Website and app data records:

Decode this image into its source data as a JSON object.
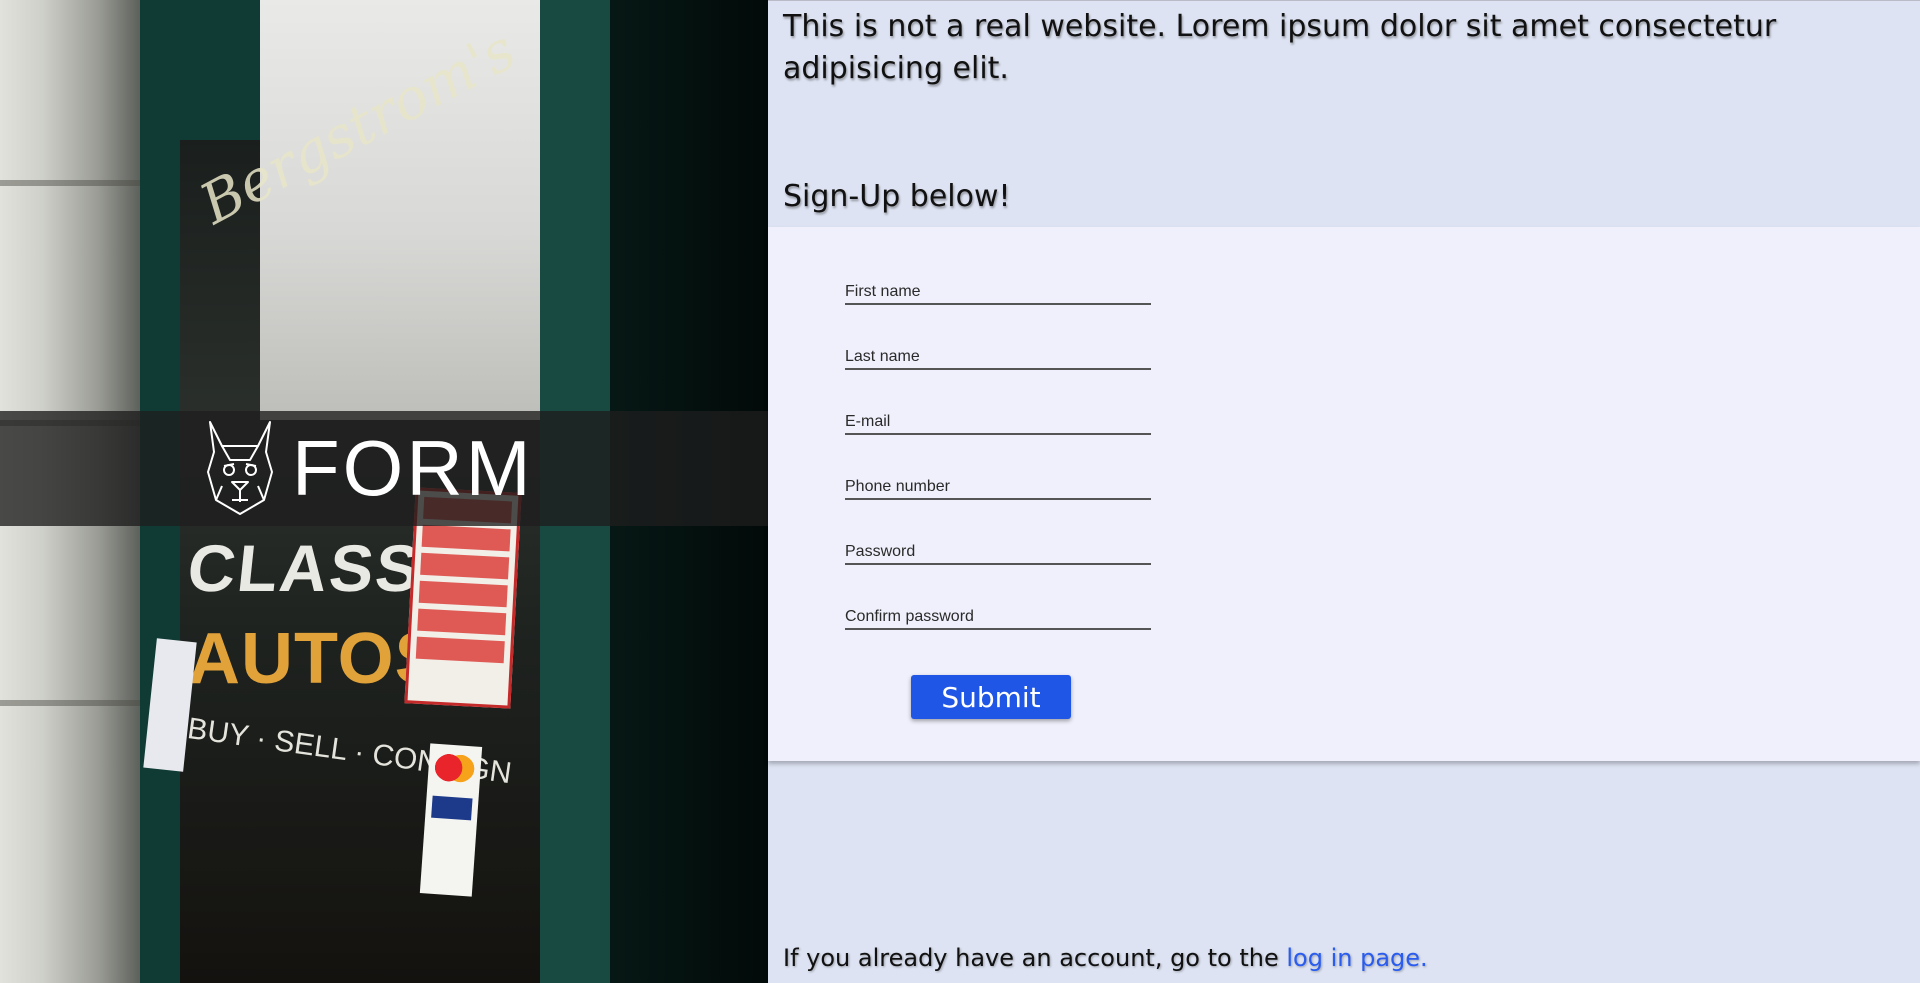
{
  "brand": {
    "name": "FORM"
  },
  "header": {
    "notice": "This is not a real website. Lorem ipsum dolor sit amet consectetur adipisicing elit.",
    "signup_heading": "Sign-Up below!"
  },
  "form": {
    "fields": [
      {
        "placeholder": "First name",
        "type": "text",
        "value": ""
      },
      {
        "placeholder": "Last name",
        "type": "text",
        "value": ""
      },
      {
        "placeholder": "E-mail",
        "type": "email",
        "value": ""
      },
      {
        "placeholder": "Phone number",
        "type": "tel",
        "value": ""
      },
      {
        "placeholder": "Password",
        "type": "password",
        "value": ""
      },
      {
        "placeholder": "Confirm password",
        "type": "password",
        "value": ""
      }
    ],
    "submit_label": "Submit"
  },
  "footer": {
    "login_prefix": "If you already have an account, go to the ",
    "login_link": "log in page."
  },
  "photo": {
    "shop_script": "Bergstrom's",
    "shop_classic": "CLASSIC",
    "shop_autos": "AUTOS",
    "shop_buy": "BUY · SELL · CONSIGN"
  },
  "colors": {
    "accent": "#1f56e6",
    "link": "#2a5cf0",
    "background": "#dde3f2",
    "panel": "#f0f0fc"
  }
}
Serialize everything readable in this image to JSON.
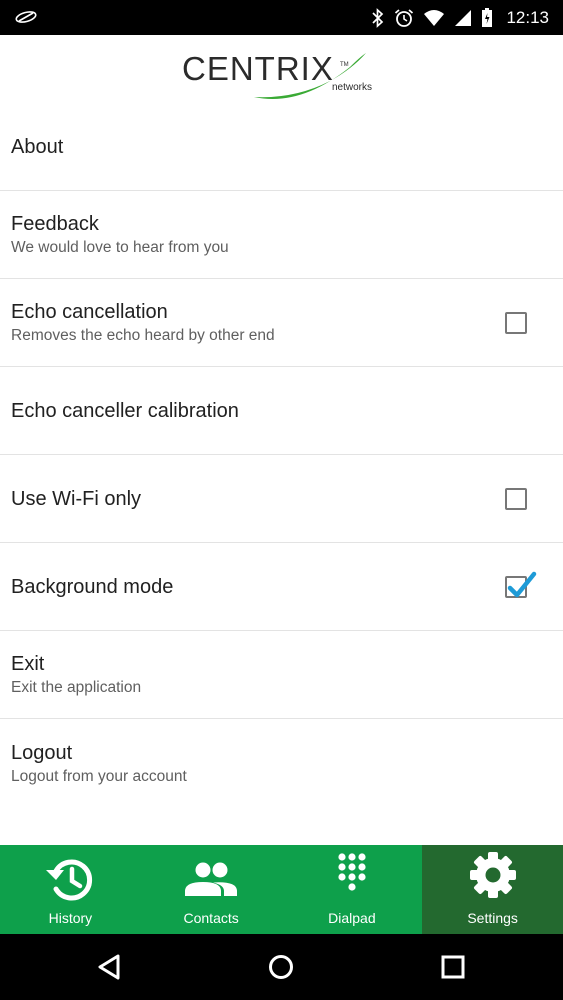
{
  "status_bar": {
    "time": "12:13",
    "icons": [
      "app-notification-icon",
      "bluetooth-icon",
      "alarm-icon",
      "wifi-icon",
      "signal-icon",
      "battery-icon"
    ]
  },
  "header": {
    "logo_text": "CENTRIX",
    "logo_tm": "TM",
    "logo_sub": "networks"
  },
  "settings": [
    {
      "title": "About",
      "subtitle": "",
      "checkbox": null
    },
    {
      "title": "Feedback",
      "subtitle": "We would love to hear from you",
      "checkbox": null
    },
    {
      "title": "Echo cancellation",
      "subtitle": "Removes the echo heard by other end",
      "checkbox": false
    },
    {
      "title": "Echo canceller calibration",
      "subtitle": "",
      "checkbox": null
    },
    {
      "title": "Use Wi-Fi only",
      "subtitle": "",
      "checkbox": false
    },
    {
      "title": "Background mode",
      "subtitle": "",
      "checkbox": true
    },
    {
      "title": "Exit",
      "subtitle": "Exit the application",
      "checkbox": null
    },
    {
      "title": "Logout",
      "subtitle": "Logout from your account",
      "checkbox": null
    }
  ],
  "tabs": [
    {
      "label": "History",
      "icon": "history-icon",
      "active": false
    },
    {
      "label": "Contacts",
      "icon": "contacts-icon",
      "active": false
    },
    {
      "label": "Dialpad",
      "icon": "dialpad-icon",
      "active": false
    },
    {
      "label": "Settings",
      "icon": "settings-gear-icon",
      "active": true
    }
  ],
  "nav_bar": [
    "back-icon",
    "home-icon",
    "recents-icon"
  ],
  "colors": {
    "tab_bar": "#0ea04b",
    "tab_active": "#23692f",
    "logo_green": "#3aaa35",
    "checkbox_check": "#1e9bd7"
  }
}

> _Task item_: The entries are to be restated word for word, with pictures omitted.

> _Task result_:
Decode this image into its source data as a JSON object.
{
  "brand": {
    "name": "FORM"
  },
  "header": {
    "notice": "This is not a real website. Lorem ipsum dolor sit amet consectetur adipisicing elit.",
    "signup_heading": "Sign-Up below!"
  },
  "form": {
    "fields": [
      {
        "placeholder": "First name",
        "type": "text",
        "value": ""
      },
      {
        "placeholder": "Last name",
        "type": "text",
        "value": ""
      },
      {
        "placeholder": "E-mail",
        "type": "email",
        "value": ""
      },
      {
        "placeholder": "Phone number",
        "type": "tel",
        "value": ""
      },
      {
        "placeholder": "Password",
        "type": "password",
        "value": ""
      },
      {
        "placeholder": "Confirm password",
        "type": "password",
        "value": ""
      }
    ],
    "submit_label": "Submit"
  },
  "footer": {
    "login_prefix": "If you already have an account, go to the ",
    "login_link": "log in page."
  },
  "photo": {
    "shop_script": "Bergstrom's",
    "shop_classic": "CLASSIC",
    "shop_autos": "AUTOS",
    "shop_buy": "BUY · SELL · CONSIGN"
  },
  "colors": {
    "accent": "#1f56e6",
    "link": "#2a5cf0",
    "background": "#dde3f2",
    "panel": "#f0f0fc"
  }
}
Serialize everything readable in this image to JSON.
{
  "status_bar": {
    "time": "12:13",
    "icons": [
      "app-notification-icon",
      "bluetooth-icon",
      "alarm-icon",
      "wifi-icon",
      "signal-icon",
      "battery-icon"
    ]
  },
  "header": {
    "logo_text": "CENTRIX",
    "logo_tm": "TM",
    "logo_sub": "networks"
  },
  "settings": [
    {
      "title": "About",
      "subtitle": "",
      "checkbox": null
    },
    {
      "title": "Feedback",
      "subtitle": "We would love to hear from you",
      "checkbox": null
    },
    {
      "title": "Echo cancellation",
      "subtitle": "Removes the echo heard by other end",
      "checkbox": false
    },
    {
      "title": "Echo canceller calibration",
      "subtitle": "",
      "checkbox": null
    },
    {
      "title": "Use Wi-Fi only",
      "subtitle": "",
      "checkbox": false
    },
    {
      "title": "Background mode",
      "subtitle": "",
      "checkbox": true
    },
    {
      "title": "Exit",
      "subtitle": "Exit the application",
      "checkbox": null
    },
    {
      "title": "Logout",
      "subtitle": "Logout from your account",
      "checkbox": null
    }
  ],
  "tabs": [
    {
      "label": "History",
      "icon": "history-icon",
      "active": false
    },
    {
      "label": "Contacts",
      "icon": "contacts-icon",
      "active": false
    },
    {
      "label": "Dialpad",
      "icon": "dialpad-icon",
      "active": false
    },
    {
      "label": "Settings",
      "icon": "settings-gear-icon",
      "active": true
    }
  ],
  "nav_bar": [
    "back-icon",
    "home-icon",
    "recents-icon"
  ],
  "colors": {
    "tab_bar": "#0ea04b",
    "tab_active": "#23692f",
    "logo_green": "#3aaa35",
    "checkbox_check": "#1e9bd7"
  }
}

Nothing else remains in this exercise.